In Thinking Reading, we use Precision Teaching performance standards (fluency criteria) to assess student progress and to make teaching decisions on a daily basis.
Applied Behaviour Analysis
Applied Behaviour Analysis is “the science in which tactics derived from the principles of behaviour are applied systematically to improve socially significant behaviour and experimentation is used to identify the variables responsible for behaviour change.” (Cooper, Heron, & Heward, 2007, p. 21). Applied Behaviour Analysis has been a distinct field of research since the 1930s. Note that the ‘behaviour’ in Applied Behaviour Analysis can refer to a complete range of human behaviours, including cognitive processes, emotional responses, students’ approach to tasks, their task persistence, how they respond to praise or having errors pointed out. There are over 25 journals devoted exclusively to research and discussion on Applied Behaviour Analysis. For a discussion on its utility, you may wish to study this lecture by Professor Carl Hughes.
A key element of Applied Behaviour Analysis is the use of the single-subject study design to measure the impact of teaching decisions on student progress. In Thinking Reading, we use these principles to ensure that each element of students’ performance is able to be tracked, and their progress represented visually; the programme also contains numerous distinct practices to ensure that students develop high levels of intrinsic motivation.
In addition to the many case studies and the aggregated data reviewed by Professor Greg Brooks in “What works for children and young people with literacy difficulties?”, our evidence base also consists of the combination of powerful teaching approaches outlined above. Such combinations have been shown to be additive in their effect (see for example, Vargas et al, 2002) and this is why we expect – and can show evidence for – typical gains in students’ reading averaging two months’ progress per lesson. As we’ve said before, RCTs are very useful if carefully designed, but you don’t need RCTs to know what works
You may also wish to read this article by Kozloff, Lanunziata, and Cowardin (1999), who summarise the links between Direct Instruction, Precision Teaching and Applied Behaviour Analysis in more detail than we can here.
Brooks, G. (2016). What works for children and young people with literacy difficulties? (5th edition). Retrieved from http://www.interventionsforliteracy.org.uk/assets/What-Works-5th-edition.pdf The Dyslexia-SpLD Trust

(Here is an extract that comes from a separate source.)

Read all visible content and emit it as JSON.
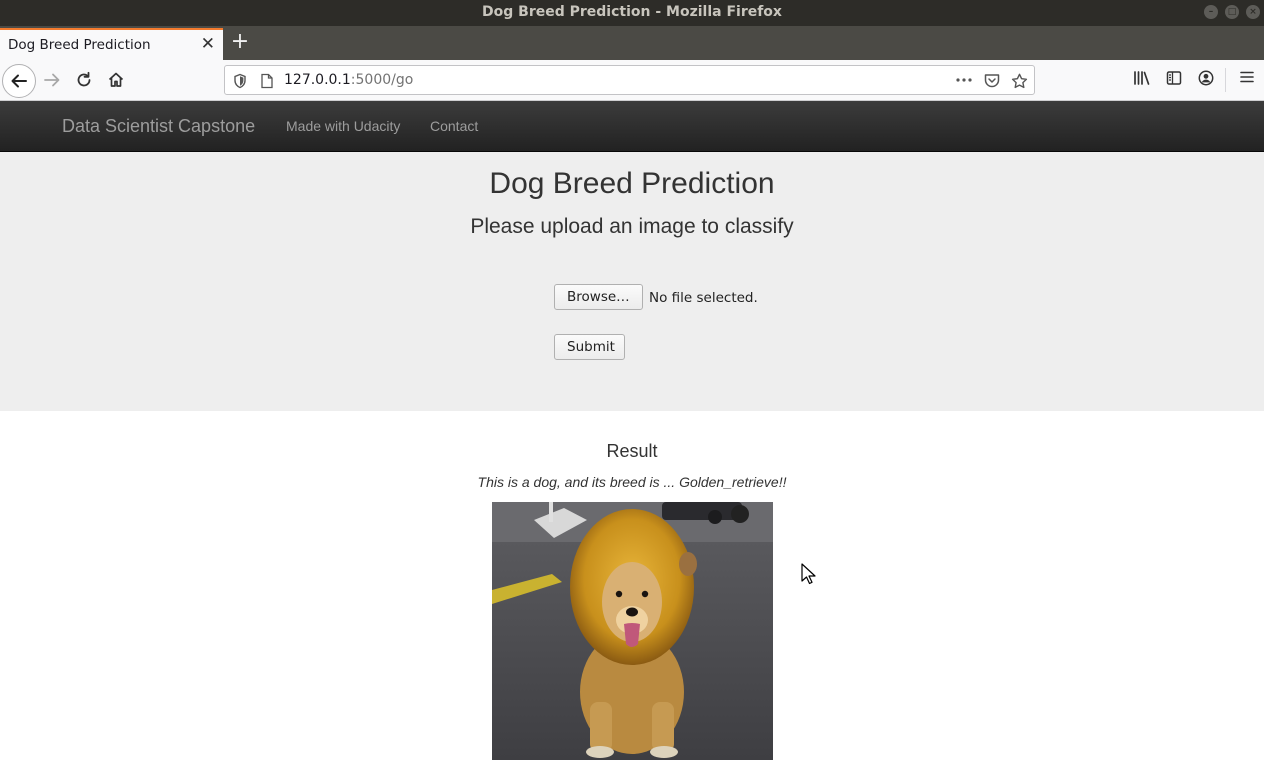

Binder, C., Haughton, E, & Bateman, B. (2002). Fluency: Achieving True Mastery in the Learning Process. Retrieved from http://www.fluency.org/Binder_Haughton_Bateman.pdf 16 October 2016.
Camilla, G., Vargas, S. & Yurecko, M. (2003). Teaching Children to Read: The Fragile Link Between Science and Federal Education Policy. Education Policy Analysis Archives, 11(15). Retrieved from http://epaa.asu.edu/ojs/article/view/243
Cooper, J. O., Heron, T. E & Heward, W.L. (2007). Applied Behaviour Analysis. (2nd edition). Harlow: Pearson
Engelmann, S. & Carnine, D. (1991). Theory of Instruction: Principles and Applications (revised edition). Oregon: ADI Press
Hattie, J. (2009). Visible Learning. Oxon: Routledge
Hughes, C. (video) (2012). J Carl Hughes Presentation to Second QUART conference, Belfast. Teaching Academic Curriculum: Effective Inclusion: Queen’s University, Belfast
Kubina, R. M. Jr. & Starlin, C. M. (2003). Reading with Precision. European Journal of Behaviour Analysis. 4. 13-22.
Stanovich, Paula J. and Stanovich, Keith, E. (2003) Using Research and Reason in Education: How Teachers Can Use Scientifically Based Research to Make Curricular & Instructional Decisions. New Hampshire: RMC Research Corporation.